KeywordsEducation, Bilingual and Multicultural.
Education, History of.
Political Science, Public Administration.
MetadataShow full item record
PublisherThe University of Arizona.
RightsCopyright © is held by the author. Digital access to this material is made possible by the University Libraries, University of Arizona. Further transmission, reproduction or presentation (such as public display or performance) of protected items is prohibited except with permission of the author.
AbstractThis dissertation is about the first ever federal bilingual education policy. The research for the project comes from three major resources; lay and professional literature, archival documents, and structured personal interviews with over forty analysts and architects of the policy. The presentation of the dissertation follows a case study format. The purpose of the dissertation was to review the historical and immediate precedents that gave rise to the policy, narrate the story of how and why the policy was passed, and tell what those who supported and crafted the policy intended to promulgate. Although called a Bilingual Education Act, the major conclusion drawn from this research points in another direction. The concerns and problems that spawned Title VII of 1968 of the Elementary and Secondary Education Act (ESEA) had less to do with language or bilingual education and more to do with providing support for experimental programs designed to increase school completion by Latino students in the Southwest. This dissertation examines policymaking through several prisms, some specific to language planning analysis. The touchstone for this analysis is Ruiz' Language Planning Orientations (1984a). The conclusions drawn in this dissertation with regard to the original Title VII and to subsequent government policies and school practices is that both emanate from a Language-as-Problem orientation. The recommendations are that bilingual education programs and practices follow a Language-as-Resource orientation.
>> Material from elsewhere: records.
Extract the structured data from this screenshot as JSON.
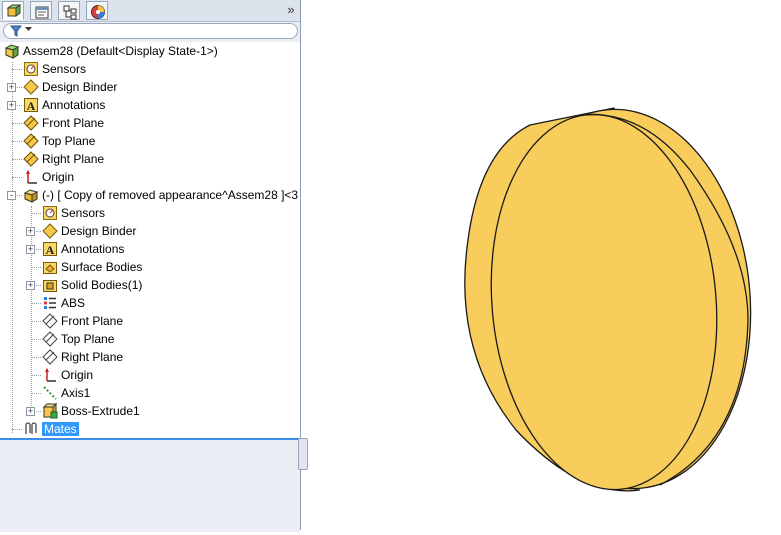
{
  "panel": {
    "tabs": [
      {
        "icon": "featuremanager-tree-icon"
      },
      {
        "icon": "property-manager-icon"
      },
      {
        "icon": "configuration-manager-icon"
      },
      {
        "icon": "display-manager-icon"
      }
    ],
    "expand_glyph": "»",
    "filter": {
      "icon": "filter-funnel-icon"
    }
  },
  "tree": {
    "root": "Assem28  (Default<Display State-1>)",
    "items": [
      "Sensors",
      "Design Binder",
      "Annotations",
      "Front Plane",
      "Top Plane",
      "Right Plane",
      "Origin",
      "(-) [ Copy of removed appearance^Assem28 ]<3",
      "Sensors",
      "Design Binder",
      "Annotations",
      "Surface Bodies",
      "Solid Bodies(1)",
      "ABS",
      "Front Plane",
      "Top Plane",
      "Right Plane",
      "Origin",
      "Axis1",
      "Boss-Extrude1",
      "Mates"
    ],
    "expander_symbol": "+",
    "collapse_symbol": "-"
  },
  "model": {
    "face_color": "#f9cd5c",
    "edge_color": "#1a1a1a"
  }
}
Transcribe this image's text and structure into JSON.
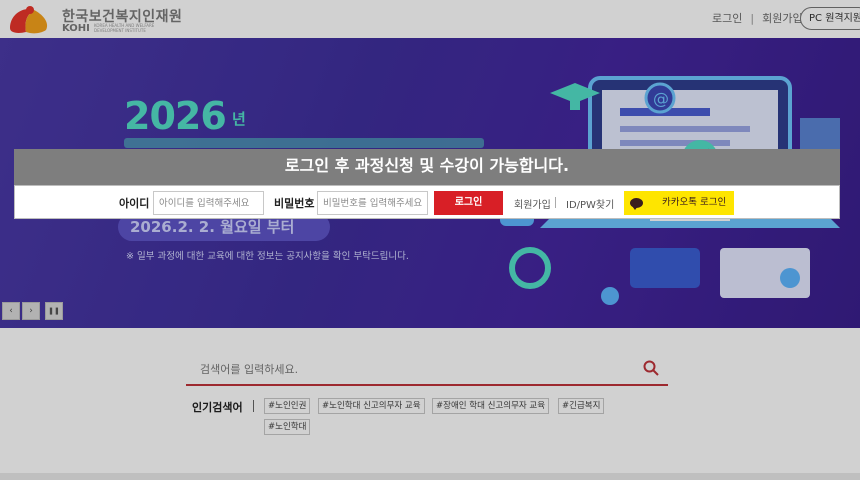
{
  "header": {
    "logo_kr": "한국보건복지인재원",
    "logo_en": "KOHI",
    "logo_sub": "KOREA HEALTH AND WELFARE DEVELOPMENT INSTITUTE",
    "links": [
      "로그인",
      "회원가입"
    ],
    "pc_button": "PC 원격지원"
  },
  "banner": {
    "year": "2026",
    "year_suffix": "년",
    "date": "2026.2. 2. 월요일 부터",
    "note": "※ 일부 과정에 대한 교육에 대한 정보는 공지사항을 확인 부탁드립니다.",
    "controls": {
      "prev": "‹",
      "next": "›",
      "pause": "❚❚"
    }
  },
  "login": {
    "message": "로그인 후 과정신청 및 수강이 가능합니다.",
    "id_label": "아이디",
    "id_placeholder": "아이디를 입력해주세요",
    "pw_label": "비밀번호",
    "pw_placeholder": "비밀번호를 입력해주세요",
    "login_button": "로그인",
    "signup": "회원가입",
    "find": "ID/PW찾기",
    "kakao": "카카오톡 로그인"
  },
  "search": {
    "placeholder": "검색어를 입력하세요.",
    "popular_label": "인기검색어",
    "tags": [
      "#노인인권",
      "#노인학대 신고의무자 교육",
      "#장애인 학대 신고의무자 교육",
      "#긴급복지",
      "#노인학대"
    ]
  },
  "colors": {
    "banner": "#4b3aa8",
    "accent_teal": "#55e0c8",
    "login_red": "#d81f26",
    "kakao_yellow": "#fee500",
    "search_line": "#c0323a"
  }
}
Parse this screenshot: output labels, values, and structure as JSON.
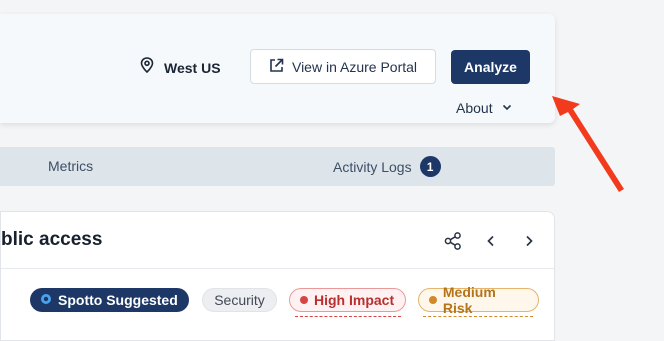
{
  "header": {
    "location": "West US",
    "azure_button": "View in Azure Portal",
    "analyze_button": "Analyze",
    "about": "About"
  },
  "tabs": {
    "metrics": "Metrics",
    "activity_logs": "Activity Logs",
    "activity_count": "1"
  },
  "panel": {
    "title": "blic access",
    "tags": {
      "spotto": "Spotto Suggested",
      "security": "Security",
      "impact": "High Impact",
      "risk": "Medium Risk"
    }
  },
  "colors": {
    "accent": "#1d3766",
    "arrow": "#f23b1c",
    "impact": "#d64545",
    "risk": "#d18a2a"
  },
  "icons": [
    "location-pin-icon",
    "external-link-icon",
    "chevron-down-icon",
    "share-icon",
    "chevron-left-icon",
    "chevron-right-icon",
    "spotto-logo-icon",
    "arrow-annotation"
  ]
}
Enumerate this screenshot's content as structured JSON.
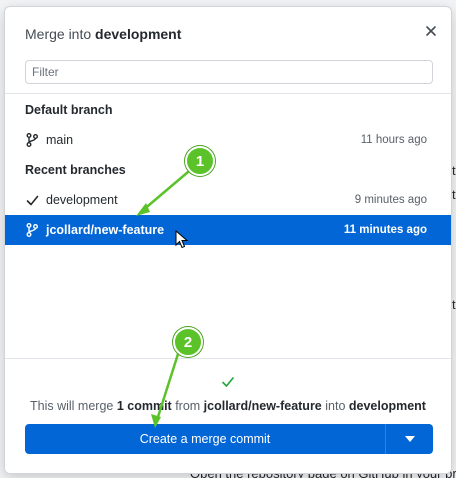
{
  "background": {
    "footer_text": "Open the repository page on GitHub in your brow",
    "edge_glyph": "t"
  },
  "dialog": {
    "title_prefix": "Merge into ",
    "title_target": "development",
    "filter_placeholder": "Filter",
    "filter_value": ""
  },
  "sections": {
    "default_header": "Default branch",
    "recent_header": "Recent branches"
  },
  "branches": {
    "main": {
      "name": "main",
      "time": "11 hours ago",
      "icon": "git-branch-icon"
    },
    "development": {
      "name": "development",
      "time": "9 minutes ago",
      "icon": "check-icon"
    },
    "feature": {
      "name": "jcollard/new-feature",
      "time": "11 minutes ago",
      "icon": "git-branch-icon",
      "selected": true
    }
  },
  "footer": {
    "summary": {
      "pre": "This will merge ",
      "count": "1 commit",
      "mid": " from ",
      "source": "jcollard/new-feature",
      "into": " into ",
      "target": "development"
    },
    "merge_button": "Create a merge commit"
  },
  "annotations": {
    "callout_1": "1",
    "callout_2": "2"
  },
  "colors": {
    "accent": "#0366d6",
    "success": "#28a745",
    "callout": "#5cc22a"
  }
}
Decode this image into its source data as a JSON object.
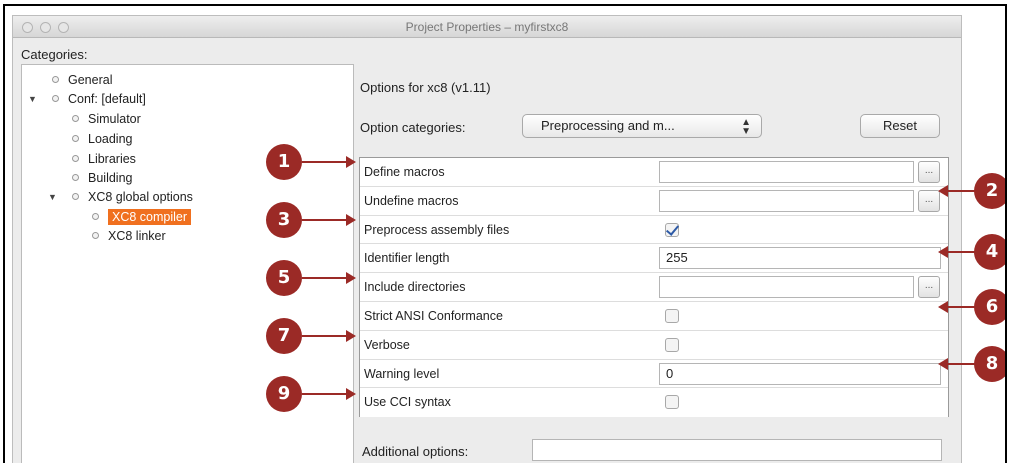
{
  "window": {
    "title": "Project Properties – myfirstxc8"
  },
  "categories": {
    "label": "Categories:",
    "items": [
      {
        "label": "General"
      },
      {
        "label": "Conf: [default]"
      },
      {
        "label": "Simulator"
      },
      {
        "label": "Loading"
      },
      {
        "label": "Libraries"
      },
      {
        "label": "Building"
      },
      {
        "label": "XC8 global options"
      },
      {
        "label": "XC8 compiler",
        "selected": true
      },
      {
        "label": "XC8 linker"
      }
    ]
  },
  "options": {
    "header": "Options for xc8 (v1.11)",
    "category_label": "Option categories:",
    "category_value": "Preprocessing and m...",
    "reset_label": "Reset",
    "rows": [
      {
        "label": "Define macros",
        "type": "text",
        "value": "",
        "has_browse": true
      },
      {
        "label": "Undefine macros",
        "type": "text",
        "value": "",
        "has_browse": true
      },
      {
        "label": "Preprocess assembly files",
        "type": "checkbox",
        "checked": true
      },
      {
        "label": "Identifier length",
        "type": "text",
        "value": "255",
        "has_browse": false
      },
      {
        "label": "Include directories",
        "type": "text",
        "value": "",
        "has_browse": true
      },
      {
        "label": "Strict ANSI Conformance",
        "type": "checkbox",
        "checked": false
      },
      {
        "label": "Verbose",
        "type": "checkbox",
        "checked": false
      },
      {
        "label": "Warning level",
        "type": "text",
        "value": "0",
        "has_browse": false
      },
      {
        "label": "Use CCI syntax",
        "type": "checkbox",
        "checked": false
      }
    ],
    "browse_label": "...",
    "additional_label": "Additional options:",
    "additional_value": ""
  },
  "callouts": [
    "1",
    "2",
    "3",
    "4",
    "5",
    "6",
    "7",
    "8",
    "9"
  ],
  "colors": {
    "callout": "#9b2a26",
    "selection": "#f0701f",
    "checkmark": "#2d5aa6"
  }
}
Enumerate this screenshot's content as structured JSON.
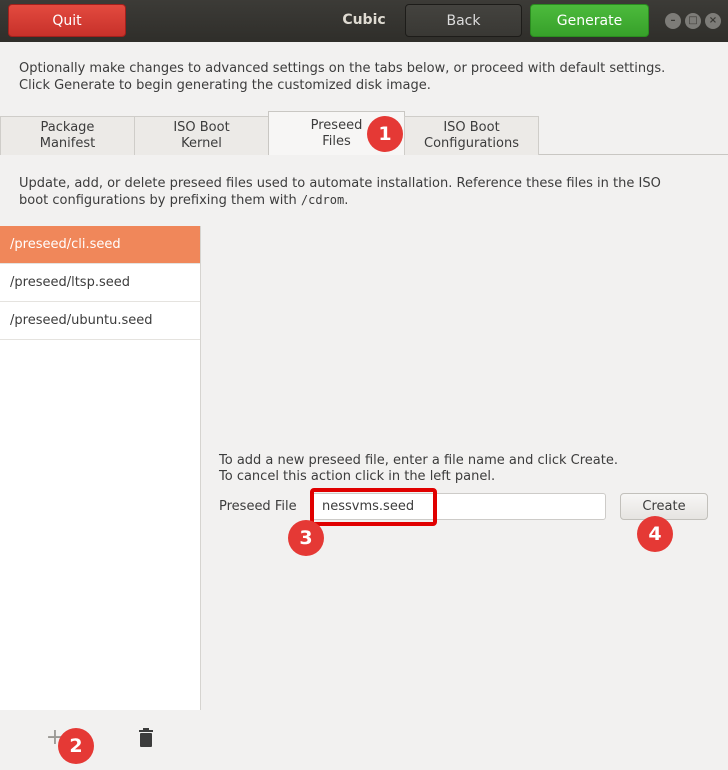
{
  "window": {
    "title": "Cubic",
    "quit_label": "Quit",
    "back_label": "Back",
    "generate_label": "Generate"
  },
  "intro": {
    "line1": "Optionally make changes to advanced settings on the tabs below, or proceed with default settings.",
    "line2": "Click Generate to begin generating the customized disk image."
  },
  "tabs": [
    {
      "line1": "Package",
      "line2": "Manifest"
    },
    {
      "line1": "ISO Boot",
      "line2": "Kernel"
    },
    {
      "line1": "Preseed",
      "line2": "Files",
      "active": true
    },
    {
      "line1": "ISO Boot",
      "line2": "Configurations"
    }
  ],
  "description": {
    "line1": "Update, add, or delete preseed files used to automate installation. Reference these files in the ISO",
    "line2_prefix": "boot configurations by prefixing them with ",
    "line2_code": "/cdrom",
    "line2_suffix": "."
  },
  "preseed_files": [
    {
      "name": "/preseed/cli.seed",
      "selected": true
    },
    {
      "name": "/preseed/ltsp.seed"
    },
    {
      "name": "/preseed/ubuntu.seed"
    }
  ],
  "new_file": {
    "instruction1": "To add a new preseed file, enter a file name and click Create.",
    "instruction2": "To cancel this action click in the left panel.",
    "label": "Preseed File",
    "value": "nessvms.seed",
    "create_label": "Create"
  },
  "toolbar": {
    "add_icon": "plus-icon",
    "delete_icon": "trash-icon"
  },
  "annotations": [
    "1",
    "2",
    "3",
    "4"
  ],
  "colors": {
    "selected_row": "#f0875a",
    "generate": "#3fae31",
    "quit": "#d8392f",
    "badge": "#e53935",
    "highlight": "#e00000"
  }
}
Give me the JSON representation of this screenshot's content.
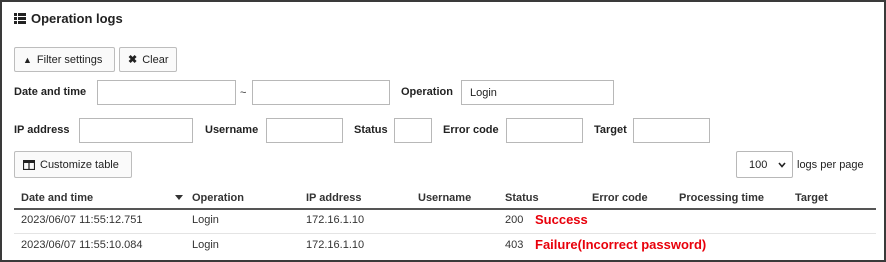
{
  "title": "Operation logs",
  "buttons": {
    "filter_settings": "Filter settings",
    "clear": "Clear",
    "customize_table": "Customize table"
  },
  "filters": {
    "date_time_label": "Date and time",
    "date_from_value": "",
    "date_separator": "~",
    "date_to_value": "",
    "operation_label": "Operation",
    "operation_value": "Login",
    "ip_label": "IP address",
    "ip_value": "",
    "username_label": "Username",
    "username_value": "",
    "status_label": "Status",
    "status_value": "",
    "error_code_label": "Error code",
    "error_code_value": "",
    "target_label": "Target",
    "target_value": ""
  },
  "pagination": {
    "per_page_value": "100",
    "per_page_label": "logs per page"
  },
  "table": {
    "columns": [
      "Date and time",
      "Operation",
      "IP address",
      "Username",
      "Status",
      "Error code",
      "Processing time",
      "Target"
    ],
    "rows": [
      {
        "date": "2023/06/07 11:55:12.751",
        "operation": "Login",
        "ip": "172.16.1.10",
        "username": "",
        "status_code": "200",
        "status_text": "Success",
        "error_code": "",
        "processing_time": "",
        "target": ""
      },
      {
        "date": "2023/06/07 11:55:10.084",
        "operation": "Login",
        "ip": "172.16.1.10",
        "username": "",
        "status_code": "403",
        "status_text": "Failure(Incorrect password)",
        "error_code": "",
        "processing_time": "",
        "target": ""
      }
    ]
  },
  "colors": {
    "status_highlight": "#e8000b"
  },
  "icons": {
    "title": "list-icon",
    "filter": "caret-up-icon",
    "clear": "close-icon",
    "customize": "table-icon",
    "sort": "sort-desc-icon",
    "select": "chevron-down-icon"
  }
}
In this way, children can develop and enrich both of the languages they learn in school and the result will be balanced bilingual proficiencies in language use and literacy.
Degree ProgramGraduate College
Special Education and Rehabilitation